Sleep deprivation is actually a common problem among students, with the worst thing being that the reasons for your sleeplessness can be numerous, varied and cumulative.For example, a person worried about his/her partner cheating on him/her will lose sleep until he/she cannot concentrate on his/her work–until he/she starts losing sleep over his or her studies too. Ask yourself if you are experiencing any of these, and then consider their solutions carefully (because you may wish to try them anyway).
Are you worried about your studies?
This is a common concern amongst students, and the sad thing is that most people simply make it worse instead of taking positive action about it. To pull yourself out of this funk you need to enforce an unprecedented amount of discipline upon yourself. You need to make a plan to work a certain amount of hours per day, list your goals at the beginning of each session, and then force yourself to do it. After just one very productive session you will feel content enough to sleep (trust me!).

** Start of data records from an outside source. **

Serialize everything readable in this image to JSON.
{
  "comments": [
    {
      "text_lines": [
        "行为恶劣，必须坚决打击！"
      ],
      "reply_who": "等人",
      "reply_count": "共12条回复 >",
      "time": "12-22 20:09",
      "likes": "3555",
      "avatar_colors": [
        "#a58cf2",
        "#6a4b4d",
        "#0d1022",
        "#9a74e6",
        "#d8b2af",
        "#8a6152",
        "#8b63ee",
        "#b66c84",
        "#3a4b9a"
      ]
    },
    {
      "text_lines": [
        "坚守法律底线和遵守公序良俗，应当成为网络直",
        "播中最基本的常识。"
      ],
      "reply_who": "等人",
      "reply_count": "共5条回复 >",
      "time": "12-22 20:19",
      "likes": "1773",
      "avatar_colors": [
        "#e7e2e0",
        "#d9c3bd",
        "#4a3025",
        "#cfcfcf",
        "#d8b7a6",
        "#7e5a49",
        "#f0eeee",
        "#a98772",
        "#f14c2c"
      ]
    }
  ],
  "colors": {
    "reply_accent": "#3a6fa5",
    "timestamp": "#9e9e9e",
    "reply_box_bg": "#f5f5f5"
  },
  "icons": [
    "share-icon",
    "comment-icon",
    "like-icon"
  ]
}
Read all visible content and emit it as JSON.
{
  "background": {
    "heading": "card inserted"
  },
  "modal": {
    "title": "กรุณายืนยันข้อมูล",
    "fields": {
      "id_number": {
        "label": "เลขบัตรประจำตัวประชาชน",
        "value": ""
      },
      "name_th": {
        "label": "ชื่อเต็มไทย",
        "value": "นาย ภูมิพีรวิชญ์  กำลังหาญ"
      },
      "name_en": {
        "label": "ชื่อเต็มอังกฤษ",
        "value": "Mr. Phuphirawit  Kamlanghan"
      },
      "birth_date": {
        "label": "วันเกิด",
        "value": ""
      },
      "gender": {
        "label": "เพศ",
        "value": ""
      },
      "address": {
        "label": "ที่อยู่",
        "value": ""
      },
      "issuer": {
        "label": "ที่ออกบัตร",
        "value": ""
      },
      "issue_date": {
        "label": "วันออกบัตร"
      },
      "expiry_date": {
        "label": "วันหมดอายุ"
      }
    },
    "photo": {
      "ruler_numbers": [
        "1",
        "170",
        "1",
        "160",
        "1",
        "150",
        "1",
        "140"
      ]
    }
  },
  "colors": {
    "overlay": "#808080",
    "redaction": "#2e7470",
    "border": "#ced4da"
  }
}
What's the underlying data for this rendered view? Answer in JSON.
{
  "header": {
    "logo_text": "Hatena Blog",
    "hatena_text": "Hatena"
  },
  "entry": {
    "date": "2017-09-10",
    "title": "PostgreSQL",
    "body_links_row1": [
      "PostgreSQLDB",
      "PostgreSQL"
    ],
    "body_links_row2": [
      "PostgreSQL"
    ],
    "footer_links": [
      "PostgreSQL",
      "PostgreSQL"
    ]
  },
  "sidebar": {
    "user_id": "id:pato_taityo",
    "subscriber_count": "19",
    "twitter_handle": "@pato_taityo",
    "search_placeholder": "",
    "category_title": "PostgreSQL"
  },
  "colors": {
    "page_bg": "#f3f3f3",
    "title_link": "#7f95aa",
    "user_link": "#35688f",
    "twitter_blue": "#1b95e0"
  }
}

Are you in love with someone for the first time?
Students come of the age where childhood infatuations and obsessions develop into real feelings. You may have thought you loved that special girl in high school, even though you forgot her name when you played computer games at home. And then, you get to college and meet someone who creeps (interminably) into your thoughts. You meet someone who makes you excited for no reason, and whose annoying habits are just cute. If you are thinking about her (or him) as you go to sleep, then you are going to lose sleep. You need to force yourself to think of other things at night. Try active
imagination techniques to keep your mind focused on other matters.
Are you worried about money?
If you are losing sleep over this, then it is time to set a budget and stick to it. You are losing sleep over it because your subconscious is telling you that your spending is unplanned and your finances are erratic. Set a budget and take pride in achieving it–this is the only way to quiet that voice in your subconscious that keeps you awake at night.
Is it just that you cannot settle at night?
This means that you have not been able to find the root cause of your problem. Firstly, you need to stay awake for a full day and night and then wait until your correct bedtime before hitting the hay. You should also try music, but do not put on relaxing tunes or chill out music, because they are for people with nothing on their mind. Try something
with both passion and turmoil, such as the “Imaginaerum score” by Nightwish (don’t buy the version with the singing on or you will be up all night rocking it!).
Do you feel bad for another human being?
You may come across stories in college or volunteer and find out that some of the most horrific things happen in your local area and you did not know about it. Such as an adoptive father, uncle and grandfather raping a 13yr old girl with Aspergers until she is 19yrs old when she finds out she is adopted, because they know she cannot testify against them. Sometimes you are given the story first hand and get to hear every filthy disgusting act that one human is prepared to dispense to others.
Sometimes you lose sleep because of what you heard, and until you come to terms with the fact, you cannot sleep because of it. You have to understand that you cannot change the past, and sometimes you have to accept that you cannot affect the future. Just make a mental note of the fact that you know the root of your sleeplessness, and eventually you will work through it.
Are you drinking too much?
You need to take a serious look at whether you have developed a mild addiction to alcohol. There is no need to worry at this point. Many people experience temporary chemical addictions to some of the most nutty things. For example, on May the 16 th 2005, the Daily Mail ran a story about “Aquaholics”–people who are addicted to water.
Many students will drink two or three times per week, to the point where after two or three days without alcohol they will start to experience withdrawal. One of the first symptoms is sleeplessness, followed by palpitations (heart flutters in your chest) if you have been drinking for a few months and have just decided to stop. If you experience
either of these symptoms then you need to spend a month away from the alcohol, and then take it a little easier when you restart drinking. If your withdrawal symptoms are any worse then consult a doctor in order to obtain tranquilizers and advice. Do not decide to quit alcohol all together, as it means you are removing the element of self-control, and you will substitute alcohol with something else (usually something worse).